Data:
--------------------------------
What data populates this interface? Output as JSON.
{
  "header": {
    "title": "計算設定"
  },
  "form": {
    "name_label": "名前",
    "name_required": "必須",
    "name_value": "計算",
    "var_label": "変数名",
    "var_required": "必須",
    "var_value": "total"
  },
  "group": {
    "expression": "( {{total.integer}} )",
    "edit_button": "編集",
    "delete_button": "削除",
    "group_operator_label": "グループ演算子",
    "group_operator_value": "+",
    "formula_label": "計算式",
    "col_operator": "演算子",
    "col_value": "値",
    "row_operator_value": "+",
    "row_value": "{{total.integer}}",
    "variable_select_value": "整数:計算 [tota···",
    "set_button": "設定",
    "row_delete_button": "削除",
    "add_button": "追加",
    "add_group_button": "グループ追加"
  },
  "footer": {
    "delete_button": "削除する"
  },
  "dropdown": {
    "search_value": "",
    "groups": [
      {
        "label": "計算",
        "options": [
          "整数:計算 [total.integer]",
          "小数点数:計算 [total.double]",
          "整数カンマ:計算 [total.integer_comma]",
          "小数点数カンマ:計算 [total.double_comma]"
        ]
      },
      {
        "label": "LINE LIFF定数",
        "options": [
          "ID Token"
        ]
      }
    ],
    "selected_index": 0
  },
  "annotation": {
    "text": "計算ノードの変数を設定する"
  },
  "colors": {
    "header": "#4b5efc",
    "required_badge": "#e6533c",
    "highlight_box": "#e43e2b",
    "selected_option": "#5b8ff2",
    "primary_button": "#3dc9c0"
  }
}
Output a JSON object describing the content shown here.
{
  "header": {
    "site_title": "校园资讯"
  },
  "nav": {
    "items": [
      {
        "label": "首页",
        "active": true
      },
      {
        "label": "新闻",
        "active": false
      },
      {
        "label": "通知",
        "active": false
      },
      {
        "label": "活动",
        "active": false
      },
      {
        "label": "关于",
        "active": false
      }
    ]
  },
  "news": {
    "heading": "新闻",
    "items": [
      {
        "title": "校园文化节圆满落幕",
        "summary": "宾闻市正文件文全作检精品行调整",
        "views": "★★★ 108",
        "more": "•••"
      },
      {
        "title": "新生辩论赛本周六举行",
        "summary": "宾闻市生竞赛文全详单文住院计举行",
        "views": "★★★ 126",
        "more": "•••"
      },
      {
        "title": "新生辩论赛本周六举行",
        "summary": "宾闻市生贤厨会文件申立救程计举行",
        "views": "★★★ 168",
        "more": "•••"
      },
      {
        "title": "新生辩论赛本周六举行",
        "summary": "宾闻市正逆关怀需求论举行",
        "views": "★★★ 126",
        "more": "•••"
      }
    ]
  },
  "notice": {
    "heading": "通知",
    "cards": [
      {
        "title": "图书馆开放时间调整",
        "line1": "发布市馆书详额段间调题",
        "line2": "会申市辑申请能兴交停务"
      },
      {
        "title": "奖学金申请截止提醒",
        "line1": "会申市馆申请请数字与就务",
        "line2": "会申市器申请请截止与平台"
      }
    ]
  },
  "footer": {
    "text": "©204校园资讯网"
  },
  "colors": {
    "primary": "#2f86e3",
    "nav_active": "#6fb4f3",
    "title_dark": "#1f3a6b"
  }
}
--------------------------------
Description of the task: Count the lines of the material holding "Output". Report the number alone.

Answer for the task: 2